## DATA FOR THE TASK
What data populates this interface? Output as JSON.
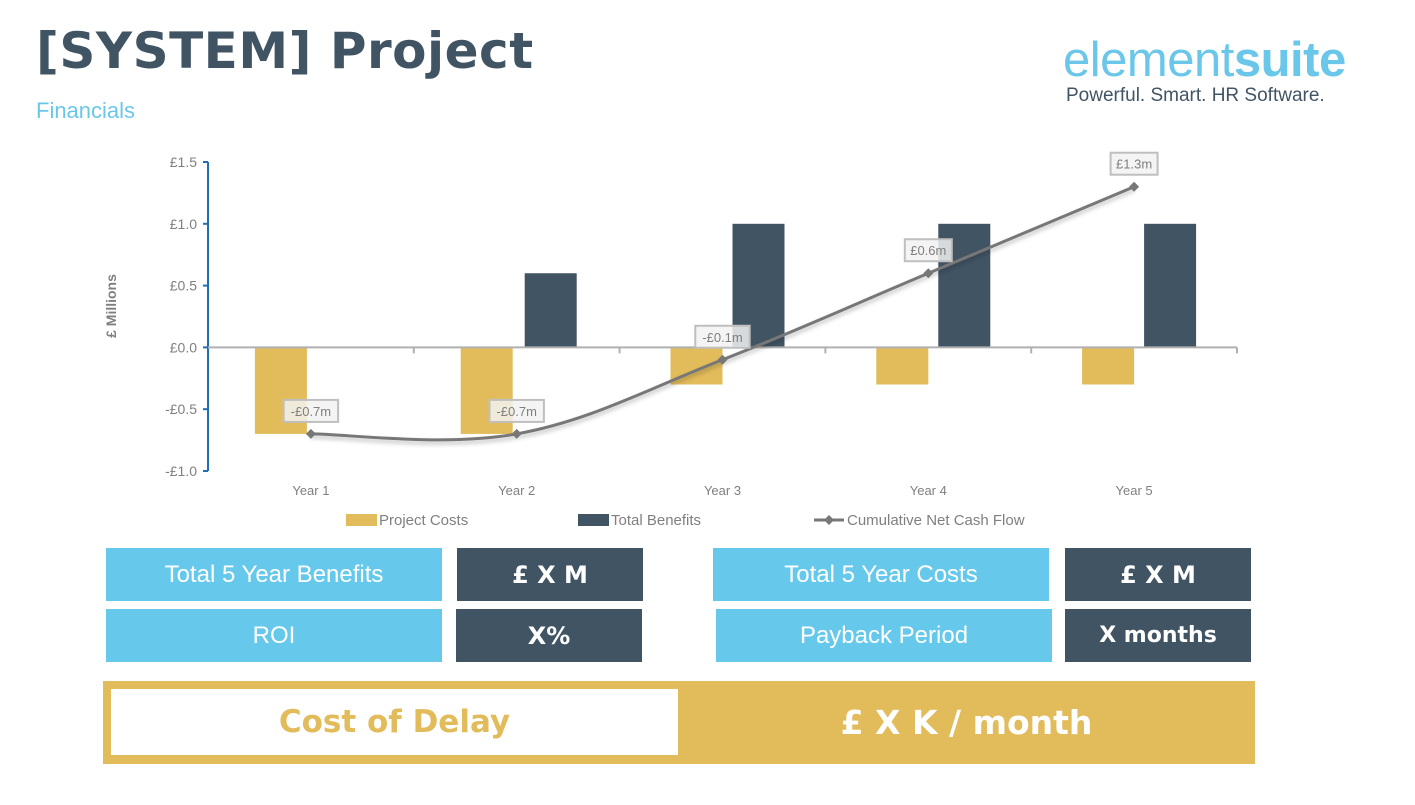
{
  "header": {
    "title": "[SYSTEM] Project",
    "subtitle": "Financials"
  },
  "logo": {
    "word_light": "element",
    "word_bold": "suite",
    "tagline": "Powerful. Smart. HR Software."
  },
  "colors": {
    "costs": "#e2bb5a",
    "benefits": "#415464",
    "line": "#777777",
    "axis": "#1f6fb2",
    "accent_blue": "#66c9ec",
    "dark": "#415464",
    "gold": "#e2bb5a"
  },
  "chart_data": {
    "type": "bar",
    "title": "",
    "xlabel": "",
    "ylabel": "£ Millions",
    "ylim": [
      -1.0,
      1.5
    ],
    "yticks": [
      1.5,
      1.0,
      0.5,
      0.0,
      -0.5,
      -1.0
    ],
    "ytick_labels": [
      "£1.5",
      "£1.0",
      "£0.5",
      "£0.0",
      "-£0.5",
      "-£1.0"
    ],
    "categories": [
      "Year 1",
      "Year 2",
      "Year 3",
      "Year 4",
      "Year 5"
    ],
    "series": [
      {
        "name": "Project Costs",
        "type": "bar",
        "values": [
          -0.7,
          -0.7,
          -0.3,
          -0.3,
          -0.3
        ]
      },
      {
        "name": "Total Benefits",
        "type": "bar",
        "values": [
          0.0,
          0.6,
          1.0,
          1.0,
          1.0
        ]
      },
      {
        "name": "Cumulative Net Cash Flow",
        "type": "line",
        "values": [
          -0.7,
          -0.7,
          -0.1,
          0.6,
          1.3
        ],
        "data_labels": [
          "-£0.7m",
          "-£0.7m",
          "-£0.1m",
          "£0.6m",
          "£1.3m"
        ]
      }
    ],
    "grid": false,
    "legend": "bottom"
  },
  "kpis": {
    "benefits_label": "Total 5 Year Benefits",
    "benefits_value": "£ X M",
    "costs_label": "Total 5 Year Costs",
    "costs_value": "£ X M",
    "roi_label": "ROI",
    "roi_value": "X%",
    "payback_label": "Payback Period",
    "payback_value": "X months"
  },
  "cost_of_delay": {
    "label": "Cost of Delay",
    "value": "£ X K / month"
  }
}
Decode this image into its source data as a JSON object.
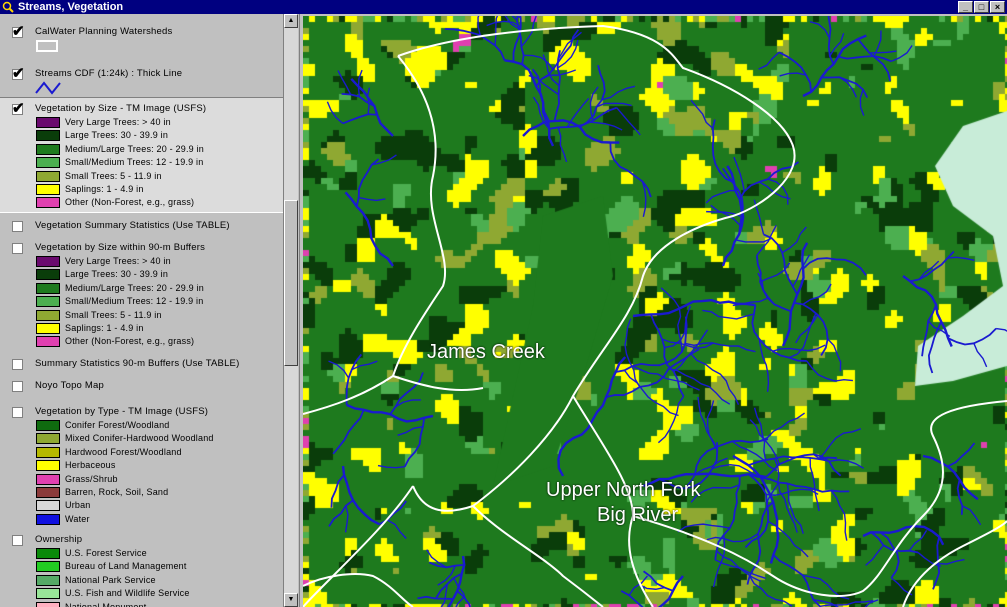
{
  "window": {
    "title": "Streams, Vegetation",
    "buttons": [
      "_",
      "□",
      "×"
    ]
  },
  "toc": {
    "themes": [
      {
        "name": "CalWater Planning Watersheds",
        "checked": true,
        "symbol": "polygon-outline"
      },
      {
        "name": "Streams CDF (1:24k) : Thick Line",
        "checked": true,
        "symbol": "line"
      },
      {
        "name": "Vegetation by Size - TM Image (USFS)",
        "checked": true,
        "selected": true,
        "legend": [
          {
            "label": "Very Large Trees: > 40  in",
            "color": "#6a0a6e"
          },
          {
            "label": "Large Trees: 30 - 39.9 in",
            "color": "#0a3d0a"
          },
          {
            "label": "Medium/Large Trees: 20 - 29.9 in",
            "color": "#1e7a1e"
          },
          {
            "label": "Small/Medium Trees: 12 - 19.9 in",
            "color": "#4caf50"
          },
          {
            "label": "Small Trees: 5 - 11.9 in",
            "color": "#8fa832"
          },
          {
            "label": "Saplings: 1 - 4.9 in",
            "color": "#ffff00"
          },
          {
            "label": "Other (Non-Forest, e.g., grass)",
            "color": "#e040b0"
          }
        ]
      },
      {
        "name": "Vegetation Summary Statistics (Use TABLE)",
        "checked": false
      },
      {
        "name": "Vegetation by Size within 90-m Buffers",
        "checked": false,
        "legend": [
          {
            "label": "Very Large Trees: > 40  in",
            "color": "#6a0a6e"
          },
          {
            "label": "Large Trees: 30 - 39.9 in",
            "color": "#0a3d0a"
          },
          {
            "label": "Medium/Large Trees: 20 - 29.9 in",
            "color": "#1e7a1e"
          },
          {
            "label": "Small/Medium Trees: 12 - 19.9 in",
            "color": "#4caf50"
          },
          {
            "label": "Small Trees: 5 - 11.9 in",
            "color": "#8fa832"
          },
          {
            "label": "Saplings: 1 - 4.9 in",
            "color": "#ffff00"
          },
          {
            "label": "Other (Non-Forest, e.g., grass)",
            "color": "#e040b0"
          }
        ]
      },
      {
        "name": "Summary Statistics 90-m Buffers (Use TABLE)",
        "checked": false
      },
      {
        "name": "Noyo Topo Map",
        "checked": false
      },
      {
        "name": "Vegetation by Type - TM Image (USFS)",
        "checked": false,
        "legend": [
          {
            "label": "Conifer Forest/Woodland",
            "color": "#0f6b0f"
          },
          {
            "label": "Mixed Conifer-Hardwood Woodland",
            "color": "#8fa832"
          },
          {
            "label": "Hardwood Forest/Woodland",
            "color": "#b5b800"
          },
          {
            "label": "Herbaceous",
            "color": "#ffff00"
          },
          {
            "label": "Grass/Shrub",
            "color": "#e040b0"
          },
          {
            "label": "Barren, Rock, Soil, Sand",
            "color": "#8b3a3a"
          },
          {
            "label": "Urban",
            "color": "#d8d8d8"
          },
          {
            "label": "Water",
            "color": "#1010e0"
          }
        ]
      },
      {
        "name": "Ownership",
        "checked": false,
        "legend": [
          {
            "label": "U.S. Forest Service",
            "color": "#0a8a0a"
          },
          {
            "label": "Bureau of Land Management",
            "color": "#22cc22"
          },
          {
            "label": "National Park Service",
            "color": "#55aa66"
          },
          {
            "label": "U.S. Fish and Wildlife Service",
            "color": "#99e699"
          },
          {
            "label": "National Monument",
            "color": "#ffb0c0"
          }
        ]
      }
    ]
  },
  "map": {
    "labels": [
      "James Creek",
      "Upper North Fork",
      "Big River"
    ],
    "colors": {
      "stream": "#1a1ad0",
      "boundary": "#ffffff",
      "water": "#c8ecd8"
    }
  }
}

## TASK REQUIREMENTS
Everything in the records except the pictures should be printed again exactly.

## ANSWER SPACE
What data populates this interface? Output as JSON.
{
  "header": {
    "title": "[SYSTEM] Project",
    "subtitle": "Financials"
  },
  "logo": {
    "word_light": "element",
    "word_bold": "suite",
    "tagline": "Powerful. Smart. HR Software."
  },
  "colors": {
    "costs": "#e2bb5a",
    "benefits": "#415464",
    "line": "#777777",
    "axis": "#1f6fb2",
    "accent_blue": "#66c9ec",
    "dark": "#415464",
    "gold": "#e2bb5a"
  },
  "chart_data": {
    "type": "bar",
    "title": "",
    "xlabel": "",
    "ylabel": "£ Millions",
    "ylim": [
      -1.0,
      1.5
    ],
    "yticks": [
      1.5,
      1.0,
      0.5,
      0.0,
      -0.5,
      -1.0
    ],
    "ytick_labels": [
      "£1.5",
      "£1.0",
      "£0.5",
      "£0.0",
      "-£0.5",
      "-£1.0"
    ],
    "categories": [
      "Year 1",
      "Year 2",
      "Year 3",
      "Year 4",
      "Year 5"
    ],
    "series": [
      {
        "name": "Project Costs",
        "type": "bar",
        "values": [
          -0.7,
          -0.7,
          -0.3,
          -0.3,
          -0.3
        ]
      },
      {
        "name": "Total Benefits",
        "type": "bar",
        "values": [
          0.0,
          0.6,
          1.0,
          1.0,
          1.0
        ]
      },
      {
        "name": "Cumulative Net Cash Flow",
        "type": "line",
        "values": [
          -0.7,
          -0.7,
          -0.1,
          0.6,
          1.3
        ],
        "data_labels": [
          "-£0.7m",
          "-£0.7m",
          "-£0.1m",
          "£0.6m",
          "£1.3m"
        ]
      }
    ],
    "grid": false,
    "legend": "bottom"
  },
  "kpis": {
    "benefits_label": "Total 5 Year Benefits",
    "benefits_value": "£ X M",
    "costs_label": "Total 5 Year Costs",
    "costs_value": "£ X M",
    "roi_label": "ROI",
    "roi_value": "X%",
    "payback_label": "Payback Period",
    "payback_value": "X months"
  },
  "cost_of_delay": {
    "label": "Cost of Delay",
    "value": "£ X K / month"
  }
}
Decode this image into its source data as a JSON object.
{
  "window": {
    "title": "Streams, Vegetation",
    "buttons": [
      "_",
      "□",
      "×"
    ]
  },
  "toc": {
    "themes": [
      {
        "name": "CalWater Planning Watersheds",
        "checked": true,
        "symbol": "polygon-outline"
      },
      {
        "name": "Streams CDF (1:24k) : Thick Line",
        "checked": true,
        "symbol": "line"
      },
      {
        "name": "Vegetation by Size - TM Image (USFS)",
        "checked": true,
        "selected": true,
        "legend": [
          {
            "label": "Very Large Trees: > 40  in",
            "color": "#6a0a6e"
          },
          {
            "label": "Large Trees: 30 - 39.9 in",
            "color": "#0a3d0a"
          },
          {
            "label": "Medium/Large Trees: 20 - 29.9 in",
            "color": "#1e7a1e"
          },
          {
            "label": "Small/Medium Trees: 12 - 19.9 in",
            "color": "#4caf50"
          },
          {
            "label": "Small Trees: 5 - 11.9 in",
            "color": "#8fa832"
          },
          {
            "label": "Saplings: 1 - 4.9 in",
            "color": "#ffff00"
          },
          {
            "label": "Other (Non-Forest, e.g., grass)",
            "color": "#e040b0"
          }
        ]
      },
      {
        "name": "Vegetation Summary Statistics (Use TABLE)",
        "checked": false
      },
      {
        "name": "Vegetation by Size within 90-m Buffers",
        "checked": false,
        "legend": [
          {
            "label": "Very Large Trees: > 40  in",
            "color": "#6a0a6e"
          },
          {
            "label": "Large Trees: 30 - 39.9 in",
            "color": "#0a3d0a"
          },
          {
            "label": "Medium/Large Trees: 20 - 29.9 in",
            "color": "#1e7a1e"
          },
          {
            "label": "Small/Medium Trees: 12 - 19.9 in",
            "color": "#4caf50"
          },
          {
            "label": "Small Trees: 5 - 11.9 in",
            "color": "#8fa832"
          },
          {
            "label": "Saplings: 1 - 4.9 in",
            "color": "#ffff00"
          },
          {
            "label": "Other (Non-Forest, e.g., grass)",
            "color": "#e040b0"
          }
        ]
      },
      {
        "name": "Summary Statistics 90-m Buffers (Use TABLE)",
        "checked": false
      },
      {
        "name": "Noyo Topo Map",
        "checked": false
      },
      {
        "name": "Vegetation by Type - TM Image (USFS)",
        "checked": false,
        "legend": [
          {
            "label": "Conifer Forest/Woodland",
            "color": "#0f6b0f"
          },
          {
            "label": "Mixed Conifer-Hardwood Woodland",
            "color": "#8fa832"
          },
          {
            "label": "Hardwood Forest/Woodland",
            "color": "#b5b800"
          },
          {
            "label": "Herbaceous",
            "color": "#ffff00"
          },
          {
            "label": "Grass/Shrub",
            "color": "#e040b0"
          },
          {
            "label": "Barren, Rock, Soil, Sand",
            "color": "#8b3a3a"
          },
          {
            "label": "Urban",
            "color": "#d8d8d8"
          },
          {
            "label": "Water",
            "color": "#1010e0"
          }
        ]
      },
      {
        "name": "Ownership",
        "checked": false,
        "legend": [
          {
            "label": "U.S. Forest Service",
            "color": "#0a8a0a"
          },
          {
            "label": "Bureau of Land Management",
            "color": "#22cc22"
          },
          {
            "label": "National Park Service",
            "color": "#55aa66"
          },
          {
            "label": "U.S. Fish and Wildlife Service",
            "color": "#99e699"
          },
          {
            "label": "National Monument",
            "color": "#ffb0c0"
          }
        ]
      }
    ]
  },
  "map": {
    "labels": [
      "James Creek",
      "Upper North Fork",
      "Big River"
    ],
    "colors": {
      "stream": "#1a1ad0",
      "boundary": "#ffffff",
      "water": "#c8ecd8"
    }
  }
}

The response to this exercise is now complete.